:: Information supplied ::

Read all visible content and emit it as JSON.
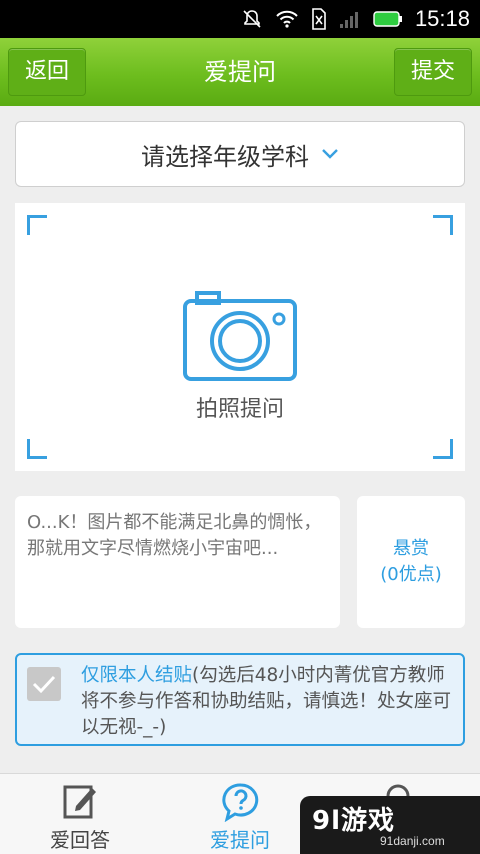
{
  "status_bar": {
    "time": "15:18",
    "icons": [
      "bell-off-icon",
      "wifi-icon",
      "no-sim-icon",
      "signal-icon",
      "battery-icon"
    ],
    "colors": {
      "background": "#000000",
      "battery": "#2ecc40"
    }
  },
  "header": {
    "back_label": "返回",
    "title": "爱提问",
    "submit_label": "提交",
    "accent": "#6dbd1e"
  },
  "subject_select": {
    "label": "请选择年级学科",
    "icon": "chevron-down-icon"
  },
  "photo_area": {
    "label": "拍照提问",
    "icon": "camera-icon",
    "accent": "#38a0e0"
  },
  "question": {
    "text": "O...K！图片都不能满足北鼻的惆怅，那就用文字尽情燃烧小宇宙吧..."
  },
  "reward": {
    "label": "悬赏",
    "value": "(0优点)"
  },
  "notice": {
    "checked": true,
    "highlight": "仅限本人结贴",
    "text": "(勾选后48小时内菁优官方教师将不参与作答和协助结贴，请慎选！处女座可以无视-_-)"
  },
  "tabs": [
    {
      "label": "爱回答",
      "icon": "pencil-note-icon",
      "active": false
    },
    {
      "label": "爱提问",
      "icon": "question-bubble-icon",
      "active": true
    },
    {
      "label": "",
      "icon": "search-icon",
      "active": false
    }
  ],
  "watermark": {
    "logo": "9l游戏",
    "url": "91danji.com"
  }
}
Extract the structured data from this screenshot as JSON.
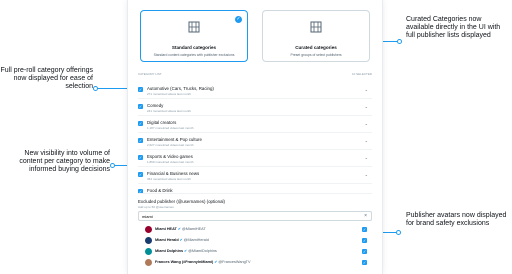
{
  "cards": [
    {
      "title": "Standard categories",
      "sub": "Standard content categories with publisher exclusions",
      "selected": true
    },
    {
      "title": "Curated categories",
      "sub": "Preset groups of select publishers",
      "selected": false
    }
  ],
  "list_head": {
    "left": "CATEGORY LIST",
    "right": "10 SELECTED"
  },
  "categories": [
    {
      "name": "Automotive (Cars, Trucks, Racing)",
      "meta": "271 monetized videos last month"
    },
    {
      "name": "Comedy",
      "meta": "241 monetized videos last month"
    },
    {
      "name": "Digital creators",
      "meta": "1,187 monetized videos last month"
    },
    {
      "name": "Entertainment & Pop culture",
      "meta": "2,627 monetized videos last month"
    },
    {
      "name": "Esports & Video games",
      "meta": "1,869 monetized videos last month"
    },
    {
      "name": "Financial & Business news",
      "meta": "364 monetized videos last month"
    },
    {
      "name": "Food & Drink",
      "meta": ""
    }
  ],
  "exclusion": {
    "label": "Excluded publisher (@usernames) (optional)",
    "sub": "Add up to 50 @usernames",
    "search_value": "miami"
  },
  "publishers": [
    {
      "name": "Miami HEAT",
      "handle": "@MiamiHEAT",
      "avatar_color": "#98002e"
    },
    {
      "name": "Miami Herald",
      "handle": "@MiamiHerald",
      "avatar_color": "#1a3b6e"
    },
    {
      "name": "Miami Dolphins",
      "handle": "@MiamiDolphins",
      "avatar_color": "#008e97"
    },
    {
      "name": "Frances Wang (#FrannyInMiami)",
      "handle": "@FrancesWangTV",
      "avatar_color": "#b07a5a"
    }
  ],
  "callouts": {
    "curated": "Curated Categories now available directly in the UI with full publisher lists displayed",
    "preroll": "Full pre-roll category offerings now displayed for ease of selection",
    "visibility": "New visibility into volume of content per category to make informed buying decisions",
    "avatars": "Publisher avatars now displayed for brand safety exclusions"
  },
  "accent_color": "#1d9bf0",
  "icons": {
    "check": "✓",
    "chevron": "⌄",
    "clear": "×",
    "verified": "✔"
  }
}
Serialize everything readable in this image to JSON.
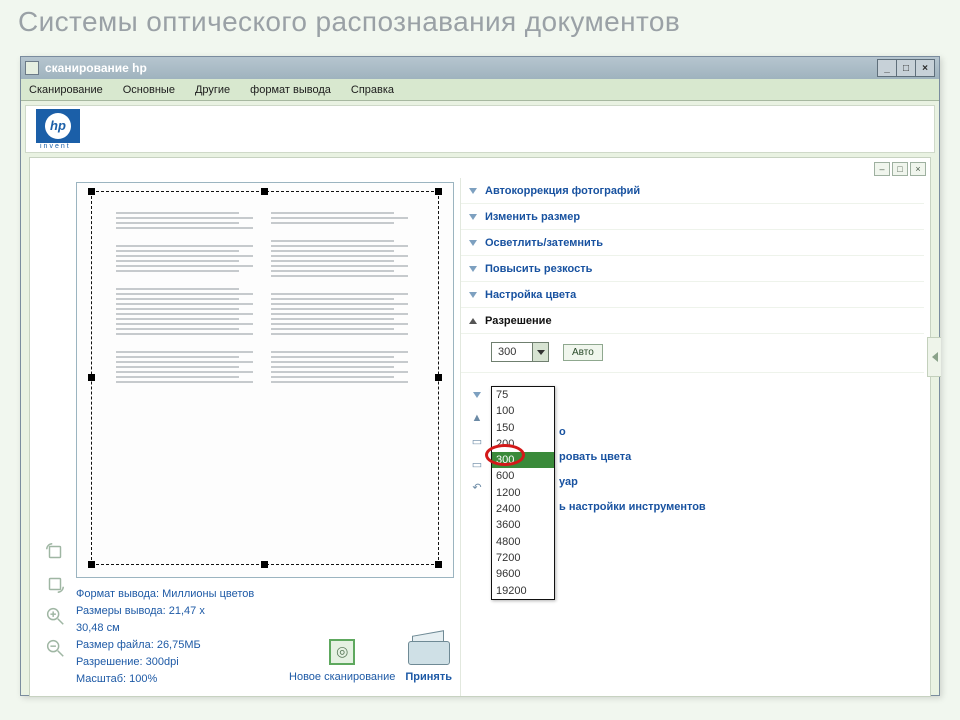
{
  "slide_title": "Системы оптического распознавания документов",
  "window": {
    "title": "сканирование hp",
    "min": "_",
    "max": "□",
    "close": "×"
  },
  "menu": {
    "scan": "Сканирование",
    "main": "Основные",
    "other": "Другие",
    "format": "формат вывода",
    "help": "Справка"
  },
  "logo": {
    "text": "hp",
    "sub": "invent"
  },
  "pane_tools": {
    "min": "–",
    "restore": "□",
    "close": "×"
  },
  "info": {
    "line1": "Формат вывода: Миллионы цветов",
    "line2": "Размеры вывода: 21,47 x",
    "line3": "30,48 см",
    "line4": "Размер файла: 26,75МБ",
    "line5": "Разрешение:  300dpi",
    "line6": "Масштаб: 100%",
    "new_scan": "Новое сканирование",
    "accept": "Принять"
  },
  "accordion": {
    "autocorrect": "Автокоррекция фотографий",
    "resize": "Изменить размер",
    "lighten": "Осветлить/затемнить",
    "sharpen": "Повысить резкость",
    "color": "Настройка цвета",
    "resolution": "Разрешение"
  },
  "resolution": {
    "value": "300",
    "auto": "Авто",
    "options": [
      "75",
      "100",
      "150",
      "200",
      "300",
      "600",
      "1200",
      "2400",
      "3600",
      "4800",
      "7200",
      "9600",
      "19200"
    ],
    "selected": "300"
  },
  "hidden_items": {
    "a": "о",
    "b": "ровать цвета",
    "c": "уар",
    "d": "ь настройки инструментов"
  }
}
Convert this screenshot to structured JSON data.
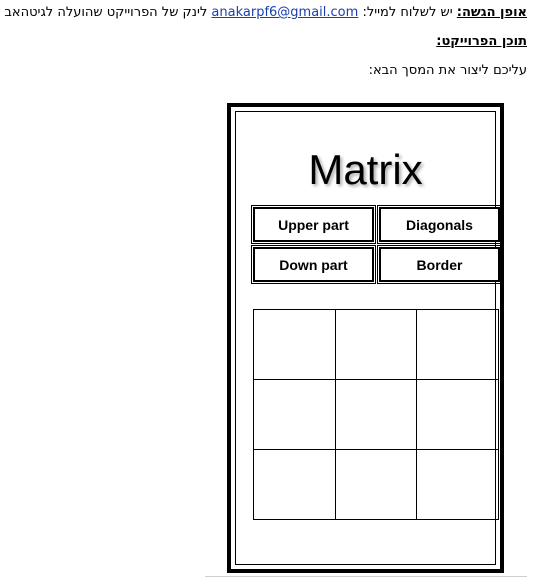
{
  "doc": {
    "submission_label": "אופן הגשה:",
    "submission_text_1": "יש לשלוח למייל:",
    "email": "anakarpf6@gmail.com",
    "submission_text_2": "לינק של הפרוייקט שהועלה לגיטהאב",
    "content_heading": "תוכן הפרוייקט:",
    "instruction": "עליכם ליצור את המסך הבא:"
  },
  "mockup": {
    "title": "Matrix",
    "buttons": {
      "upper": "Upper part",
      "diagonals": "Diagonals",
      "down": "Down part",
      "border": "Border"
    },
    "grid": {
      "rows": 3,
      "cols": 3
    }
  }
}
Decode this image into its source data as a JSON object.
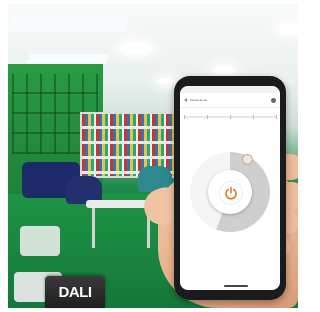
{
  "badge": {
    "label": "DALI"
  },
  "app": {
    "title": "Stand-alone"
  },
  "colors": {
    "accent": "#e07b2a",
    "badge_bg": "#222222",
    "room_green": "#1f8a4a"
  },
  "icons": {
    "power": "power-icon",
    "back": "back-arrow-icon",
    "menu": "menu-icon"
  }
}
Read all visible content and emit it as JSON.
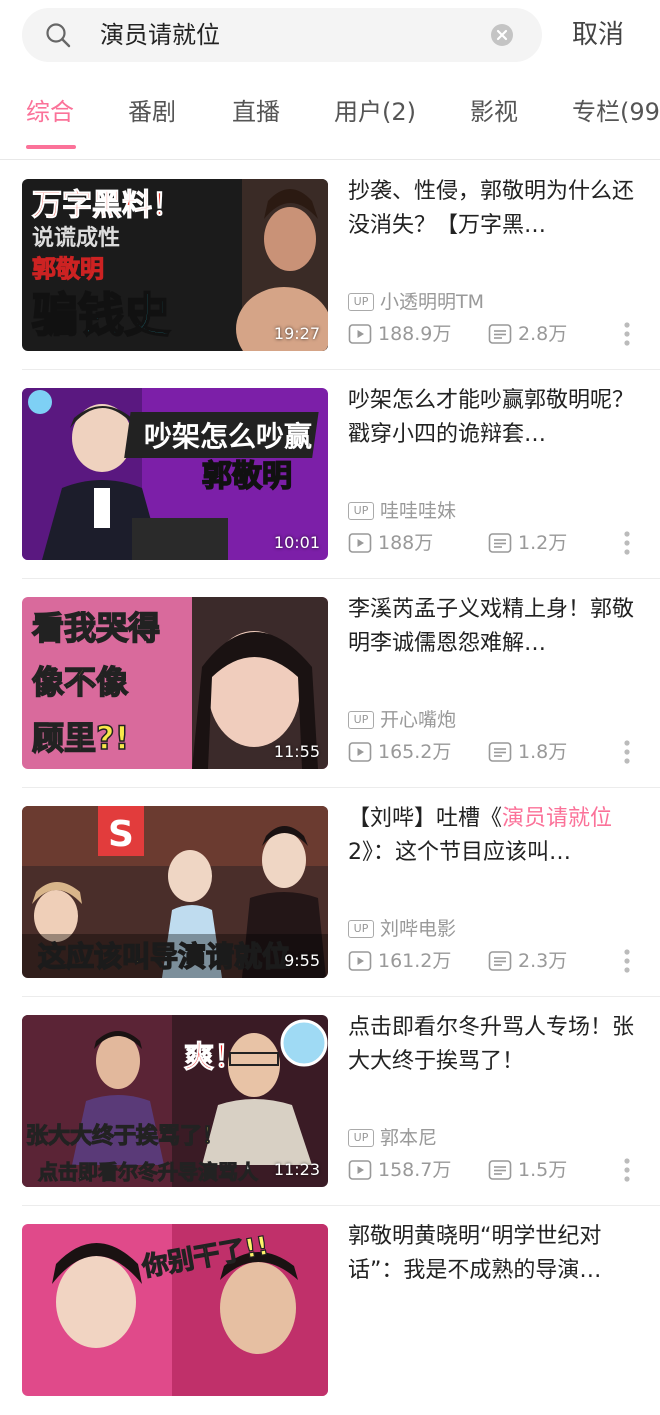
{
  "search": {
    "query": "演员请就位",
    "cancel_label": "取消"
  },
  "tabs": [
    {
      "label": "综合"
    },
    {
      "label": "番剧"
    },
    {
      "label": "直播"
    },
    {
      "label": "用户(2)"
    },
    {
      "label": "影视"
    },
    {
      "label": "专栏(99"
    }
  ],
  "colors": {
    "accent": "#fb7299"
  },
  "videos": [
    {
      "title": "抄袭、性侵，郭敬明为什么还没消失？【万字黑…",
      "uploader": "小透明明TM",
      "views": "188.9万",
      "danmaku": "2.8万",
      "duration": "19:27",
      "thumb_text": [
        "万字黑料！",
        "说谎成性",
        "郭敬明",
        "骗钱史"
      ]
    },
    {
      "title": "吵架怎么才能吵赢郭敬明呢？戳穿小四的诡辩套…",
      "uploader": "哇哇哇妹",
      "views": "188万",
      "danmaku": "1.2万",
      "duration": "10:01",
      "thumb_text": [
        "吵架怎么吵赢",
        "郭敬明"
      ]
    },
    {
      "title": "李溪芮孟子义戏精上身！郭敬明李诚儒恩怨难解…",
      "uploader": "开心嘴炮",
      "views": "165.2万",
      "danmaku": "1.8万",
      "duration": "11:55",
      "thumb_text": [
        "看我哭得",
        "像不像",
        "顾里?!"
      ]
    },
    {
      "title_pre": "【刘哔】吐槽《",
      "title_hl": "演员请就位",
      "title_post": "2》：这个节目应该叫…",
      "uploader": "刘哔电影",
      "views": "161.2万",
      "danmaku": "2.3万",
      "duration": "9:55",
      "thumb_text": [
        "S",
        "这应该叫导演请就位"
      ]
    },
    {
      "title": "点击即看尔冬升骂人专场！张大大终于挨骂了！",
      "uploader": "郭本尼",
      "views": "158.7万",
      "danmaku": "1.5万",
      "duration": "11:23",
      "thumb_text": [
        "爽！",
        "张大大终于挨骂了！",
        "点击即看尔冬升导演骂人"
      ]
    },
    {
      "title": "郭敬明黄晓明“明学世纪对话”：我是不成熟的导演…",
      "thumb_text": [
        "你别干了!!"
      ]
    }
  ],
  "labels": {
    "up_badge": "UP"
  }
}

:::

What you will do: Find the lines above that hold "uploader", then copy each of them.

Response to this task:
      "uploader": "小透明明TM",
      "uploader": "哇哇哇妹",
      "uploader": "开心嘴炮",
      "uploader": "刘哔电影",
      "uploader": "郭本尼",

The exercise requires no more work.